* [THE TASK]: Within the listing, how many lines include "JSON"? Please answer with a bare number.

==== RECORD EXCERPTS

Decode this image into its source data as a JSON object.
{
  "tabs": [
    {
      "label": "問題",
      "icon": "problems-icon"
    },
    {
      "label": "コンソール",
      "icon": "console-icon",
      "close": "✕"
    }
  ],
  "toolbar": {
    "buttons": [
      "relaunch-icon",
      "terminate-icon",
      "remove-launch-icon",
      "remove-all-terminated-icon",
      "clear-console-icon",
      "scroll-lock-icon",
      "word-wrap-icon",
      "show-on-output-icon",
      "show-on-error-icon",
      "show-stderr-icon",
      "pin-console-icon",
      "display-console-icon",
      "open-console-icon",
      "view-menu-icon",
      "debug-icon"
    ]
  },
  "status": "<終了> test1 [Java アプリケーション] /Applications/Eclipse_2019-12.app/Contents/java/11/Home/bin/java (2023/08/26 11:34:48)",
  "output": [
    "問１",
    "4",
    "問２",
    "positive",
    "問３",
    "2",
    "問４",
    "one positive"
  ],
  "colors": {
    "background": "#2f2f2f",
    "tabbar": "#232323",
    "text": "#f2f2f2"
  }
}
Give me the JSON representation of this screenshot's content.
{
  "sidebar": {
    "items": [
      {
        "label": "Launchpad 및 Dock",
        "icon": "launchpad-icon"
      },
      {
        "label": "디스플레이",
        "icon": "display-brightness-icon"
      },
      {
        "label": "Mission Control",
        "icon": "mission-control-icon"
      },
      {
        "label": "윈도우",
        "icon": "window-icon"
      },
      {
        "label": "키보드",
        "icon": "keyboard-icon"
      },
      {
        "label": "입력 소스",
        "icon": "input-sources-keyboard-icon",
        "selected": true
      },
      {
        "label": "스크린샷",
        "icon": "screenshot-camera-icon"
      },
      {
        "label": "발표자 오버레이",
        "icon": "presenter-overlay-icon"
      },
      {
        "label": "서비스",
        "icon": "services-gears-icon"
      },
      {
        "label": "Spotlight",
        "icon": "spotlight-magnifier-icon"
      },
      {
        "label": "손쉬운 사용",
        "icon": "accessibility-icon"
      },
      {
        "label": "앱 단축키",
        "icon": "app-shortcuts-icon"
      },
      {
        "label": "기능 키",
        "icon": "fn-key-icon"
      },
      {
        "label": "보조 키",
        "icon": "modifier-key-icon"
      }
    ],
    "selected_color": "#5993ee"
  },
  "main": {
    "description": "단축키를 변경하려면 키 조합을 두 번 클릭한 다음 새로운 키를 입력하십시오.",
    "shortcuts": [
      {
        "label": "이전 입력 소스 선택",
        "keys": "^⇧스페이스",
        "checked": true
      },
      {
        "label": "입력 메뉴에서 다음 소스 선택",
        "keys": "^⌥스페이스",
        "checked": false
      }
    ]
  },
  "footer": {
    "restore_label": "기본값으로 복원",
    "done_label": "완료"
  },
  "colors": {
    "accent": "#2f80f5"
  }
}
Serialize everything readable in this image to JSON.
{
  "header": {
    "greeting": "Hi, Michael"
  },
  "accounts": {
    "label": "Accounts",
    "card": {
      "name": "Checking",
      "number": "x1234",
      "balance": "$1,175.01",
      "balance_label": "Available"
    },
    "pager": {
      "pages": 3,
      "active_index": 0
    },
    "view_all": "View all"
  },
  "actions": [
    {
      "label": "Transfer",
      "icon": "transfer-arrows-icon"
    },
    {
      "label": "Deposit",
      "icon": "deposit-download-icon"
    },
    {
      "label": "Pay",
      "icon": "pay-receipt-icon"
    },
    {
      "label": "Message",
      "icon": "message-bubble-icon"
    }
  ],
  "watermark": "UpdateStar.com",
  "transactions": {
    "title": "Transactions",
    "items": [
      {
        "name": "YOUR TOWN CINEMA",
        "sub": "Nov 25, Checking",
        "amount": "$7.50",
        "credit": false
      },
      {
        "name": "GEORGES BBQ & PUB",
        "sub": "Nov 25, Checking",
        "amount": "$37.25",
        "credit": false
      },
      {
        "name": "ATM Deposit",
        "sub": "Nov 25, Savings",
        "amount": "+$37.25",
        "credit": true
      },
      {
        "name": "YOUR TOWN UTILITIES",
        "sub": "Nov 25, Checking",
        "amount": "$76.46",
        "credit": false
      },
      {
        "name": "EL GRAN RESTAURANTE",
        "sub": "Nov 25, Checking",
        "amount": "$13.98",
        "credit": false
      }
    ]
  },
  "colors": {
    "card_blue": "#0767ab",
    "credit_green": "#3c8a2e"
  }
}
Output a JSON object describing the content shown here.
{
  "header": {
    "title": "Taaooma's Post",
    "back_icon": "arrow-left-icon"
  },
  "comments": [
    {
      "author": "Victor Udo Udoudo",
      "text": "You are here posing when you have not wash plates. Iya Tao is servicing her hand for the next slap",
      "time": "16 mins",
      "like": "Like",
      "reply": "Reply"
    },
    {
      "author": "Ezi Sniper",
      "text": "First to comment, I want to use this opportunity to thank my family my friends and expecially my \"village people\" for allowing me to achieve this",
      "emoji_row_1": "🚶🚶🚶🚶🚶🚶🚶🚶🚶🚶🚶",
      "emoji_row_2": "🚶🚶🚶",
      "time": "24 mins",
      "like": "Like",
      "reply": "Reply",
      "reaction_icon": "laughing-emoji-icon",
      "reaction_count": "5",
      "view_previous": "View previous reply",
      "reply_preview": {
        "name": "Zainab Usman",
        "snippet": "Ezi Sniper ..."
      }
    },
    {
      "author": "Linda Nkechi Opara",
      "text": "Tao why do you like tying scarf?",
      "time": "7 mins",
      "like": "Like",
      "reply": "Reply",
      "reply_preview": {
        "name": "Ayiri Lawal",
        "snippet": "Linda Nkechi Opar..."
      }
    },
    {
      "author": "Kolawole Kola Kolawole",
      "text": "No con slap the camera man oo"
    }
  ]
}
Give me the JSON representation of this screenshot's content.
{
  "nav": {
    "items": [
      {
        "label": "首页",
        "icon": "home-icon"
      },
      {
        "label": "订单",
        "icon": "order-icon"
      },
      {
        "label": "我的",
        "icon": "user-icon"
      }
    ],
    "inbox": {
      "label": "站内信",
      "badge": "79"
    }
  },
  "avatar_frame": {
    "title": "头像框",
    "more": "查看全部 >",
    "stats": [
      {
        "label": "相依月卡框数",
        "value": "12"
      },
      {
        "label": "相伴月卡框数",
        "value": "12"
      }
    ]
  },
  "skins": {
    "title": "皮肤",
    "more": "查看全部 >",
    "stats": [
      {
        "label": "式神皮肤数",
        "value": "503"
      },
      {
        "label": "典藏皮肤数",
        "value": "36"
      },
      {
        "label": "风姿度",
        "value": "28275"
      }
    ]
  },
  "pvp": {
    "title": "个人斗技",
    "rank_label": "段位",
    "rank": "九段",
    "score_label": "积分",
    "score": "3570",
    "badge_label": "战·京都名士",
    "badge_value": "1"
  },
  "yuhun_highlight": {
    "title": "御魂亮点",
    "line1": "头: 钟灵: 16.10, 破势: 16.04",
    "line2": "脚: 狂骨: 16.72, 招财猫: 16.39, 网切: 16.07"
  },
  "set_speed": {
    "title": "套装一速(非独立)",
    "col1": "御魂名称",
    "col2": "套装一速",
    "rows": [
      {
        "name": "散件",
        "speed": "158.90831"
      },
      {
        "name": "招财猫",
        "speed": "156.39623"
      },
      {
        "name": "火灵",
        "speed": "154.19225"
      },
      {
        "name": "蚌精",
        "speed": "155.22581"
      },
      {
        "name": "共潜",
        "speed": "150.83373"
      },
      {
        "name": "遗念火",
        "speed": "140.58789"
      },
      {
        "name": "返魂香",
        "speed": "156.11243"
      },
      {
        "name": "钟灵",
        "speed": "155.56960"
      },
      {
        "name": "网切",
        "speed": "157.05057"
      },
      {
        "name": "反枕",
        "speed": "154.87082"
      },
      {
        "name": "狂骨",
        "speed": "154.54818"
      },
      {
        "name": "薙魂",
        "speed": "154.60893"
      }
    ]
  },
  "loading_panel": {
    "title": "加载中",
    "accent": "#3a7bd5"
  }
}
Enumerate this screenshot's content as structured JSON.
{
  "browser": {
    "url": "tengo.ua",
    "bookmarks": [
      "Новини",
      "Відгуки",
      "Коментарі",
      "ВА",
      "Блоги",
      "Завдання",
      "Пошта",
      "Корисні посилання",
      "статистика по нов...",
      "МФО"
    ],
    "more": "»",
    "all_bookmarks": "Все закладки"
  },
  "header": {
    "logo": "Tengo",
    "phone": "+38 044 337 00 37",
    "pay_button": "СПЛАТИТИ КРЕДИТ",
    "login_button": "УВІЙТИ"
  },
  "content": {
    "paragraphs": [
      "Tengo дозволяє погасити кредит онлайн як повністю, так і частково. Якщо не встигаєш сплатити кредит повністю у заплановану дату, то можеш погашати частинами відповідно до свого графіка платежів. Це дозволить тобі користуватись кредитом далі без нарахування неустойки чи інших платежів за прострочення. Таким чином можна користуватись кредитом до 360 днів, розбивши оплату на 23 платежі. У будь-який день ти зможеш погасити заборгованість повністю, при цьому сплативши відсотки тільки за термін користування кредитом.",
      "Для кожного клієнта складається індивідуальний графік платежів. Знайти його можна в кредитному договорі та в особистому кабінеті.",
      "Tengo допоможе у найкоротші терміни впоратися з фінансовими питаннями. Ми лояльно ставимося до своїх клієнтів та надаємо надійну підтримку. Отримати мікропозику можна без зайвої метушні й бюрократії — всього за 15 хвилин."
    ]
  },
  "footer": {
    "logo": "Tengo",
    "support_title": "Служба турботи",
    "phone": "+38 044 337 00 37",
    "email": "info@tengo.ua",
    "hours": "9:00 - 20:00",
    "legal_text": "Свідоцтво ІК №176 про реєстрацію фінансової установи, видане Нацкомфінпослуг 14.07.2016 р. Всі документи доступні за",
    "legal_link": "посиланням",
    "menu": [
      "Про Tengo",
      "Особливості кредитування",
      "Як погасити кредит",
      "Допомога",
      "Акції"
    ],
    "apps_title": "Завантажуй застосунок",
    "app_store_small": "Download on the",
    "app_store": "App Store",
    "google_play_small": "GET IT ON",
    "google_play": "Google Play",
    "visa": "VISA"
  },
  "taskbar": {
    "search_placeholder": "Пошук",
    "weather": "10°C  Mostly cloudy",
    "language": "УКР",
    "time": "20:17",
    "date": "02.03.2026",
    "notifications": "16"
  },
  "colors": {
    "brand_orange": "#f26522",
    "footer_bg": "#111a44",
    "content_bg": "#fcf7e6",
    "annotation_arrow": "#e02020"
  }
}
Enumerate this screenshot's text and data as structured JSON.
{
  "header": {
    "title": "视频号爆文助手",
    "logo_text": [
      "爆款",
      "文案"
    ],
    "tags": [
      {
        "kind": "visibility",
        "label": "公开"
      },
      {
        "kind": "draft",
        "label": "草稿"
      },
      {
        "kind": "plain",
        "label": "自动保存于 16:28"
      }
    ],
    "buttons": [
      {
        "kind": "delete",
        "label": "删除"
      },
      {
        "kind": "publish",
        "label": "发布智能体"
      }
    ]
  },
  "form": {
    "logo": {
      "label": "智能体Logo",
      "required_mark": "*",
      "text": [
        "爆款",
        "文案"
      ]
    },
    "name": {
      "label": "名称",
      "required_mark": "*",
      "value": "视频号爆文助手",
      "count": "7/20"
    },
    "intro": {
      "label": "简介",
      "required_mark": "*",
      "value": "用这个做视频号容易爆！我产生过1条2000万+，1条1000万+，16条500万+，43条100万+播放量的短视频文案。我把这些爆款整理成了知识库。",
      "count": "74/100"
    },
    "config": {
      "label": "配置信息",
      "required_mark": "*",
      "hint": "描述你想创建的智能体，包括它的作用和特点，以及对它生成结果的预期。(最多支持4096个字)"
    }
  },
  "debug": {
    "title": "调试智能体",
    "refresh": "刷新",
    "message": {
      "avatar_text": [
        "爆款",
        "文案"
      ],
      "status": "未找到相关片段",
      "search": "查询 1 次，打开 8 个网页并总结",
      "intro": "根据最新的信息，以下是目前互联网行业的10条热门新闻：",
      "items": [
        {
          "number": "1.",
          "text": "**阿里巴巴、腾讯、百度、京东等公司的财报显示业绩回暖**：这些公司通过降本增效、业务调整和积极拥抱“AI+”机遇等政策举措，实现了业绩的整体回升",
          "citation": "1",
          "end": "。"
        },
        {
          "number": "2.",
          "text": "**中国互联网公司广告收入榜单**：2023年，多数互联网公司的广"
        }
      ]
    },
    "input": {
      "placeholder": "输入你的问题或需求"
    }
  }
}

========

* [YOUR SOLUTION]: 7